(Web page and app entries)

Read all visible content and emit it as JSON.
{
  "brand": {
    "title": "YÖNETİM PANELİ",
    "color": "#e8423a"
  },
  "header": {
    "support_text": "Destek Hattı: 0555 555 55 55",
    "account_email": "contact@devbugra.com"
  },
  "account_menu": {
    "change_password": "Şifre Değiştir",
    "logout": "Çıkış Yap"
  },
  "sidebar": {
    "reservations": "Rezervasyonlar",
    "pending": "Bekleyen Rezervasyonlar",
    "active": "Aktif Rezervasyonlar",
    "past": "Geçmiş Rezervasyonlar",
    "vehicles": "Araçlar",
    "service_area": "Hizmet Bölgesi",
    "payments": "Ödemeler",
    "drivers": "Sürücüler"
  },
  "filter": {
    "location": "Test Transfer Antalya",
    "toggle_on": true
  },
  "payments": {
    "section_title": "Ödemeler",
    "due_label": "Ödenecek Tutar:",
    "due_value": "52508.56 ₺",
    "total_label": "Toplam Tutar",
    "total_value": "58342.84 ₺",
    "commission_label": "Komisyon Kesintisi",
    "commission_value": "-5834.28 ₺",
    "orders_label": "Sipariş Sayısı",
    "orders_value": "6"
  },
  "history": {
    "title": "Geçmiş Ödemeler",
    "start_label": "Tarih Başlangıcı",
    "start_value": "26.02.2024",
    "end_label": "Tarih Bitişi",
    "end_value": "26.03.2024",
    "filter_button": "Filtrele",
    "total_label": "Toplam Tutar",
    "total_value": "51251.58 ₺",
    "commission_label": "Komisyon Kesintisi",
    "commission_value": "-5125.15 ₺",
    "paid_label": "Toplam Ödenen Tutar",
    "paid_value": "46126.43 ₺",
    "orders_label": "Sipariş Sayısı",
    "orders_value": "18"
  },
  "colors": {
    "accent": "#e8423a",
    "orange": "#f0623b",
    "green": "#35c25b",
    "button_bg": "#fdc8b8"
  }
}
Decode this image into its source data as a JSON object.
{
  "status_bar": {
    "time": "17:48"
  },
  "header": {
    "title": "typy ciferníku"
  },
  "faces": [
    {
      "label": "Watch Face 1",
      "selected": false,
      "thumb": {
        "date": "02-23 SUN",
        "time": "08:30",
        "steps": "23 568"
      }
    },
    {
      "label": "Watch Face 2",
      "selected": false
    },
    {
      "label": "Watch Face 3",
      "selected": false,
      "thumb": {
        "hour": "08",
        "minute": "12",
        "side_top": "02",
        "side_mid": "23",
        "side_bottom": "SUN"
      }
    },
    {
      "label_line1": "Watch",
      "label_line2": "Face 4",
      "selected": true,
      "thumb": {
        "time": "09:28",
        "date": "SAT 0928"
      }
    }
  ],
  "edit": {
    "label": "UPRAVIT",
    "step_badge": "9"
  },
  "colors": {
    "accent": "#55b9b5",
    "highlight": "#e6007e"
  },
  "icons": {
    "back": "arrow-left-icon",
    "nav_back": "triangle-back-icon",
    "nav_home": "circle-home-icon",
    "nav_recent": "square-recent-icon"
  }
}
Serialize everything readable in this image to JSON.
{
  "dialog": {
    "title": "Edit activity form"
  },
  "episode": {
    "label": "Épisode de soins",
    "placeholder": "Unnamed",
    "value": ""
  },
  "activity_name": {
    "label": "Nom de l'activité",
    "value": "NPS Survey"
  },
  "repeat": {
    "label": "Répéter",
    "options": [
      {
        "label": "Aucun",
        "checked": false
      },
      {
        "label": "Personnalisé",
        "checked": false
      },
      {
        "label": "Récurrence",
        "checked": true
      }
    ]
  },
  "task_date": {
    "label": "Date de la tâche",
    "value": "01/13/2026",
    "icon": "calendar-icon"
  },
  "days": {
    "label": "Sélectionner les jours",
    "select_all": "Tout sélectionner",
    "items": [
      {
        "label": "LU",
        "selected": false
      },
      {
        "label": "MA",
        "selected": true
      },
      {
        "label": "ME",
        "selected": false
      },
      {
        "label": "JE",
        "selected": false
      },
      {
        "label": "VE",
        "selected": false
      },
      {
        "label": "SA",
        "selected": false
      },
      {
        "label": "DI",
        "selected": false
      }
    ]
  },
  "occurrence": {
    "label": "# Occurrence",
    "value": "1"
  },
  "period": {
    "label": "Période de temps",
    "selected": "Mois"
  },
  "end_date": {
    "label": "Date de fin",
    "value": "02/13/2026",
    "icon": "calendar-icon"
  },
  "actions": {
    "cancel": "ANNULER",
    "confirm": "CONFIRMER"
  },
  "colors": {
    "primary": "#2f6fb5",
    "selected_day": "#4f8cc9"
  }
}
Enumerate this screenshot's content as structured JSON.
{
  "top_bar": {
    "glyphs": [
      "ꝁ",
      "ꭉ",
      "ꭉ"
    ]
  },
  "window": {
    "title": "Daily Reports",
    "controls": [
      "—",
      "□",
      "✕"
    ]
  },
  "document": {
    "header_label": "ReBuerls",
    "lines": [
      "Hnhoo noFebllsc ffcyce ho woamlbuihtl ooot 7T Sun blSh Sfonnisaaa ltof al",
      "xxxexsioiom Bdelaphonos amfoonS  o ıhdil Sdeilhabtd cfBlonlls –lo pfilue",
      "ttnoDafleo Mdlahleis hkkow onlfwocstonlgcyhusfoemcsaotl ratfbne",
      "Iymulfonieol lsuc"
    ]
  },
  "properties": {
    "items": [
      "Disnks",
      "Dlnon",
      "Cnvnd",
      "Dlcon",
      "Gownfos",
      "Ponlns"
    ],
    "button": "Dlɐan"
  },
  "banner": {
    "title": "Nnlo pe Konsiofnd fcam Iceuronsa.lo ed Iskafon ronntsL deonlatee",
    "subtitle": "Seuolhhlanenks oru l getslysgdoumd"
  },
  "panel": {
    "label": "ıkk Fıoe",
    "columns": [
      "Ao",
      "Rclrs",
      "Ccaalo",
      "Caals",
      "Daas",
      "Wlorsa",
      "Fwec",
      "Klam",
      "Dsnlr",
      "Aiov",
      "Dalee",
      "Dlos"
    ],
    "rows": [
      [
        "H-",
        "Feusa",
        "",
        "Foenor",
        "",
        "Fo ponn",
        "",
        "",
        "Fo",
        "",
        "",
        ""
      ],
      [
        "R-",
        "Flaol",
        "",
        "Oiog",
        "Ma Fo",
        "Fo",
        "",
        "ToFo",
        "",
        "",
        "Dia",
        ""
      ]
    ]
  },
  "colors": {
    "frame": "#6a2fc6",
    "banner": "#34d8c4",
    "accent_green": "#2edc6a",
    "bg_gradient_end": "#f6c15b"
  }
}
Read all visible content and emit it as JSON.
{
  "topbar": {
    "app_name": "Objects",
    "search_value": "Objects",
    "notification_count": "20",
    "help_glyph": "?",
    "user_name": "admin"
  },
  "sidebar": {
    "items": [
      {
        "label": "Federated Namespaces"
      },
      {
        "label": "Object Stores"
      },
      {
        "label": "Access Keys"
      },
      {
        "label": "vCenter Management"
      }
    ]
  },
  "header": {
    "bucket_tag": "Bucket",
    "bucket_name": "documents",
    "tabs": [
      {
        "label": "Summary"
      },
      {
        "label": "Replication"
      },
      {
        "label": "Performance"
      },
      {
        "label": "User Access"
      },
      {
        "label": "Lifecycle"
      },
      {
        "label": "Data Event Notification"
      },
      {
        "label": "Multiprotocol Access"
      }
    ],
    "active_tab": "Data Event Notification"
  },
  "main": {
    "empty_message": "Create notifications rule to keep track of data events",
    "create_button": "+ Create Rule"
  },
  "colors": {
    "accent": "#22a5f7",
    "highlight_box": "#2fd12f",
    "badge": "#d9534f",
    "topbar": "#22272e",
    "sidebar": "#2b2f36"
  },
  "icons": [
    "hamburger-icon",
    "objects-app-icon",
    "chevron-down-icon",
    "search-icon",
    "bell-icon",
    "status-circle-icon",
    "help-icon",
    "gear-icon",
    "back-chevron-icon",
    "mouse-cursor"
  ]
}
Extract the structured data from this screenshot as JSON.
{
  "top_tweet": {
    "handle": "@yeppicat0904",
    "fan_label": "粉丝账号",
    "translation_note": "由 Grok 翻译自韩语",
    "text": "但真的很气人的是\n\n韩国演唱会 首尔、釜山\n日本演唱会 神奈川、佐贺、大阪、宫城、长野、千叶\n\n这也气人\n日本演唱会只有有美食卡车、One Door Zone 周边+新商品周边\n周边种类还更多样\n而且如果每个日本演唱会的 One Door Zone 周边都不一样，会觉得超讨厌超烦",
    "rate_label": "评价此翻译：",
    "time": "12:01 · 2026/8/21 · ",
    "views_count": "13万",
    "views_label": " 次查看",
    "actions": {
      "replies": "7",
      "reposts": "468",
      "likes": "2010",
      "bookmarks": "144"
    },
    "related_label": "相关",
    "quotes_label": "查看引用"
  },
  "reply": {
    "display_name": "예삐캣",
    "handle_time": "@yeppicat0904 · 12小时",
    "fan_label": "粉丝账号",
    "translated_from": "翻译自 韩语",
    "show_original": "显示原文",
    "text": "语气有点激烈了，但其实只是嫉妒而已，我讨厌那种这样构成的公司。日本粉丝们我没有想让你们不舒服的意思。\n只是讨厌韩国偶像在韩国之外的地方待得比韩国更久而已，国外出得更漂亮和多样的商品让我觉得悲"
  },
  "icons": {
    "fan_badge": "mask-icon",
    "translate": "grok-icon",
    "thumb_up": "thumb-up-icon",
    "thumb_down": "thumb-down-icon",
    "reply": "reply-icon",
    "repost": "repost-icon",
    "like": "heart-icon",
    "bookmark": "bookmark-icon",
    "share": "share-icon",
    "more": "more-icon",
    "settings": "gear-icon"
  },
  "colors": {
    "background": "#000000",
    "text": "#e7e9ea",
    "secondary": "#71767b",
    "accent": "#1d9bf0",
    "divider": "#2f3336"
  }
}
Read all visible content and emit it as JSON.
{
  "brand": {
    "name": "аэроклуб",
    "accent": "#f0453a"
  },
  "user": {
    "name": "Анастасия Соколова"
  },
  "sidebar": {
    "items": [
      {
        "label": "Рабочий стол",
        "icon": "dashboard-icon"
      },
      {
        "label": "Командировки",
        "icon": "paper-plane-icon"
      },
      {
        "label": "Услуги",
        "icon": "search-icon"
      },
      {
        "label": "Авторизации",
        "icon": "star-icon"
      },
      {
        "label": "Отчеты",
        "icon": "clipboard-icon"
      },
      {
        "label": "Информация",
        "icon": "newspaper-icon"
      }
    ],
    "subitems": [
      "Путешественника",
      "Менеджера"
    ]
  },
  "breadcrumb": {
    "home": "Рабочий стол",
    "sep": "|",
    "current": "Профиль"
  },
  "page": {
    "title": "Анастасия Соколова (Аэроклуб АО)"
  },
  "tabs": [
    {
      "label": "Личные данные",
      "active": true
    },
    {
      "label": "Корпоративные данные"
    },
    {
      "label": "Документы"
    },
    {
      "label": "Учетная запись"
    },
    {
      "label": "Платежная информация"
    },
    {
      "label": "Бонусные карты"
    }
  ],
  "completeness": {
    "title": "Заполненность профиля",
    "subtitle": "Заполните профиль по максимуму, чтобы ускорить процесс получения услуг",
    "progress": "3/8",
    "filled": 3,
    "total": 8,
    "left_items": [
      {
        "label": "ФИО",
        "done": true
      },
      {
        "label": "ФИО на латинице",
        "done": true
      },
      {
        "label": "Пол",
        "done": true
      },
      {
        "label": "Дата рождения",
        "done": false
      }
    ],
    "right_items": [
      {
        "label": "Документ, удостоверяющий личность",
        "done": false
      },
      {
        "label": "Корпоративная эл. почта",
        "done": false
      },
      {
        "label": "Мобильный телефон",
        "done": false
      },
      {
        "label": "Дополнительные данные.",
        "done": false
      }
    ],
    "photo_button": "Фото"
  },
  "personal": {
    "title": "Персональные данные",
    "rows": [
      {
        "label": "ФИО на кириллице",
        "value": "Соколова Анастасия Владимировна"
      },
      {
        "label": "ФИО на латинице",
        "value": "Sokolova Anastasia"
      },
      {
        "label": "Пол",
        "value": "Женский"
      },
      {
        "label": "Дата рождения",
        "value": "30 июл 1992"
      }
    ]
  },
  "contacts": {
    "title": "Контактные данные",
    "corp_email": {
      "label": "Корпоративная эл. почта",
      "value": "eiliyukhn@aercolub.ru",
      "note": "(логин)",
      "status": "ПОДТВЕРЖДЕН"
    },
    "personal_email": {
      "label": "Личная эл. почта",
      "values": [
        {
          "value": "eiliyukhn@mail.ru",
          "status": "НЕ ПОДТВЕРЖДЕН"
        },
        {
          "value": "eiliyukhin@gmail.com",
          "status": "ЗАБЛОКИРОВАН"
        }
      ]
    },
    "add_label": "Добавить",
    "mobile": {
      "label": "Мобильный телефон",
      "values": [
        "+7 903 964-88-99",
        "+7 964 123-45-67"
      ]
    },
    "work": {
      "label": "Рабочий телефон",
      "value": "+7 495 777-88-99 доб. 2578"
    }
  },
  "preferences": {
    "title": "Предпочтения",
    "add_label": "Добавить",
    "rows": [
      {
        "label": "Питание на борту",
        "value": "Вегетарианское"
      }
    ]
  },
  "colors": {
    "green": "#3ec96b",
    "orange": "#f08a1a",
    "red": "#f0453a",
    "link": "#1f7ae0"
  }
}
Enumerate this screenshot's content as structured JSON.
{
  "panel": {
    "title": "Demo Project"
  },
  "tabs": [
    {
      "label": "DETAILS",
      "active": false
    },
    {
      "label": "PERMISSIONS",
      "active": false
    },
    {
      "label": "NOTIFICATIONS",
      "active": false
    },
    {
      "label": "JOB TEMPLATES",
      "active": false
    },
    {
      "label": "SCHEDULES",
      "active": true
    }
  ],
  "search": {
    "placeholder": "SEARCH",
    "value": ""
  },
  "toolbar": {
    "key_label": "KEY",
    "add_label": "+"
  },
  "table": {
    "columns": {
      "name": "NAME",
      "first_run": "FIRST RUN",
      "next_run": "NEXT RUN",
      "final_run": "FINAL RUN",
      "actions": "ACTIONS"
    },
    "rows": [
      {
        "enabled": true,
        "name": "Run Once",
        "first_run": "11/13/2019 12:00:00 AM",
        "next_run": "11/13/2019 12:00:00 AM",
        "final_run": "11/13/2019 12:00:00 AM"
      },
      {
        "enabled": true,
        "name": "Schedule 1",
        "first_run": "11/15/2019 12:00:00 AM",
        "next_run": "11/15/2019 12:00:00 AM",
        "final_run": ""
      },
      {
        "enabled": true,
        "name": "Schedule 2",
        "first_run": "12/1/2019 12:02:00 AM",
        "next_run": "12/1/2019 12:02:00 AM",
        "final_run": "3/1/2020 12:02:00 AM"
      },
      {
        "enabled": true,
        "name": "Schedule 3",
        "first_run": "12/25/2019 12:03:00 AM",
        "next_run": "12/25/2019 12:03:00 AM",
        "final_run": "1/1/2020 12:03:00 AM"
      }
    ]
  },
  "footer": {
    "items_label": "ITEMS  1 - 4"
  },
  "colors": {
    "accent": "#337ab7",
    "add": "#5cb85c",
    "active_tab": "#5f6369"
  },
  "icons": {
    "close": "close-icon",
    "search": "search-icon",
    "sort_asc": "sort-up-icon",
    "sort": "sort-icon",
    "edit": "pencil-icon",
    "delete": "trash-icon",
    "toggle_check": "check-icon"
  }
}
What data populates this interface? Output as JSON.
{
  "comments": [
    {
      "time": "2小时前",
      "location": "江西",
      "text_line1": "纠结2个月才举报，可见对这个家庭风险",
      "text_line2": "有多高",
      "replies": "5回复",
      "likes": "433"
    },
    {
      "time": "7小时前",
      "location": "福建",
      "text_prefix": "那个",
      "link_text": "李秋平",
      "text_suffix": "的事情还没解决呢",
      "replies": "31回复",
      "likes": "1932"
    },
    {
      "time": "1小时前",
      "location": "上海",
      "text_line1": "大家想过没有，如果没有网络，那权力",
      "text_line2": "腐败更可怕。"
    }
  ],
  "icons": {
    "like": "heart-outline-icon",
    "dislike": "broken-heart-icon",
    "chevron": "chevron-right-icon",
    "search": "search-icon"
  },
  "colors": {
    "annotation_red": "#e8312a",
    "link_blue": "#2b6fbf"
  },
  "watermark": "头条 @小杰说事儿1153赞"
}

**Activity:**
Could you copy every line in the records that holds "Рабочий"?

**Task output:**
        "label": "Рабочий стол",
    "home": "Рабочий стол",
      "label": "Рабочий телефон",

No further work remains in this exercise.